[EXTRACTED INFORMATION]
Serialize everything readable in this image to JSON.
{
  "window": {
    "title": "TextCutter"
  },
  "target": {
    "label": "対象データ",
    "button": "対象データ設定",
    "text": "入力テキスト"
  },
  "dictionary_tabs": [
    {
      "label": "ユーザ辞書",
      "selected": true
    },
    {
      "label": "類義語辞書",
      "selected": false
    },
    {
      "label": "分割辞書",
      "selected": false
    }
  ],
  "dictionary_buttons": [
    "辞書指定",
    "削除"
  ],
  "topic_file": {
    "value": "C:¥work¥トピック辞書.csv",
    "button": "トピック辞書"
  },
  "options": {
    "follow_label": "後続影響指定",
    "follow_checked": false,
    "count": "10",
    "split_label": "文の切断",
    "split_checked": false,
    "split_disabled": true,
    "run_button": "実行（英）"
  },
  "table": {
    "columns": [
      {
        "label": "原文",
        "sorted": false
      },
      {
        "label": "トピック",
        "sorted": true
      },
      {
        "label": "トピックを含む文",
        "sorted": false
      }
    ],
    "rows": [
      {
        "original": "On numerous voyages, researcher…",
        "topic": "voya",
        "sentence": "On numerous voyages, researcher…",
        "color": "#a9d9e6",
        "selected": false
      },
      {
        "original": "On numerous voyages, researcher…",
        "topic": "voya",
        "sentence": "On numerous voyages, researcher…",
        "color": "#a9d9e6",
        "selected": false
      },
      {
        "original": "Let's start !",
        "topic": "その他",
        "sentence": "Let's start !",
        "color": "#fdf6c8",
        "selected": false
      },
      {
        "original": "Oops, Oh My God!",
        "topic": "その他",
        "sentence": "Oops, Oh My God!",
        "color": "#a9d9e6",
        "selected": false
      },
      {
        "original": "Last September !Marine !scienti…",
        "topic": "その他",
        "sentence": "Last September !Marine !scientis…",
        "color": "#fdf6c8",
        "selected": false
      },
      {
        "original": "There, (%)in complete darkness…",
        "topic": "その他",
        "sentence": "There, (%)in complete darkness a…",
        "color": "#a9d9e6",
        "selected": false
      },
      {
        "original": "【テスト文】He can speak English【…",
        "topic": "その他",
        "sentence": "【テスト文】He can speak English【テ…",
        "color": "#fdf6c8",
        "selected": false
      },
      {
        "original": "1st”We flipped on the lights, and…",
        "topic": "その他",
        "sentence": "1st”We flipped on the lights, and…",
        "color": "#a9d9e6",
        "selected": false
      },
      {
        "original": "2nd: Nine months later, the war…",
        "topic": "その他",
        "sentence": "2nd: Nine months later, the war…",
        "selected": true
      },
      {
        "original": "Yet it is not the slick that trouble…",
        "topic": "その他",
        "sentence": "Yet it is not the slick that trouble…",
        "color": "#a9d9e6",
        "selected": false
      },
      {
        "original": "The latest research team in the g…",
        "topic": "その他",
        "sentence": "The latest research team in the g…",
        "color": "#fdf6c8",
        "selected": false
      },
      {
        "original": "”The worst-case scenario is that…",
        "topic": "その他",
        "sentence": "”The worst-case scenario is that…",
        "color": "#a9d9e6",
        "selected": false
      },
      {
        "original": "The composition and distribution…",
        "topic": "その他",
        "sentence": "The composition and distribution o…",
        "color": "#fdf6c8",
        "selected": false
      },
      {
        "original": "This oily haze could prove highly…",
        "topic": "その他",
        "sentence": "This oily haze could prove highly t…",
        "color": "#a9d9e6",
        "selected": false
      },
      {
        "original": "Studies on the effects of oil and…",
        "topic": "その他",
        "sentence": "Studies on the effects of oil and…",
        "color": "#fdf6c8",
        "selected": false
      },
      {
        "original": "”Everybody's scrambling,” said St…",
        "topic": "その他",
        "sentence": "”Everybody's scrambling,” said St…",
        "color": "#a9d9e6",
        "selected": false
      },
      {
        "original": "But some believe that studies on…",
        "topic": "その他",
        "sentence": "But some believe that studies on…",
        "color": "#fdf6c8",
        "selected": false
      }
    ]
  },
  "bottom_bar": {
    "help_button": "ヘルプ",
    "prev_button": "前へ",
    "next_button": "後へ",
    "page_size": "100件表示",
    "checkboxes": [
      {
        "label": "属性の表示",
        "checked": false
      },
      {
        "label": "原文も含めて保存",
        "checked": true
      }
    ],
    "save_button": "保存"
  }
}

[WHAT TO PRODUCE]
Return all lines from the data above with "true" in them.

[ANSWER TO THIS TASK]
      "selected": true
    "split_disabled": true,
        "sorted": true
        "selected": true
        "checked": true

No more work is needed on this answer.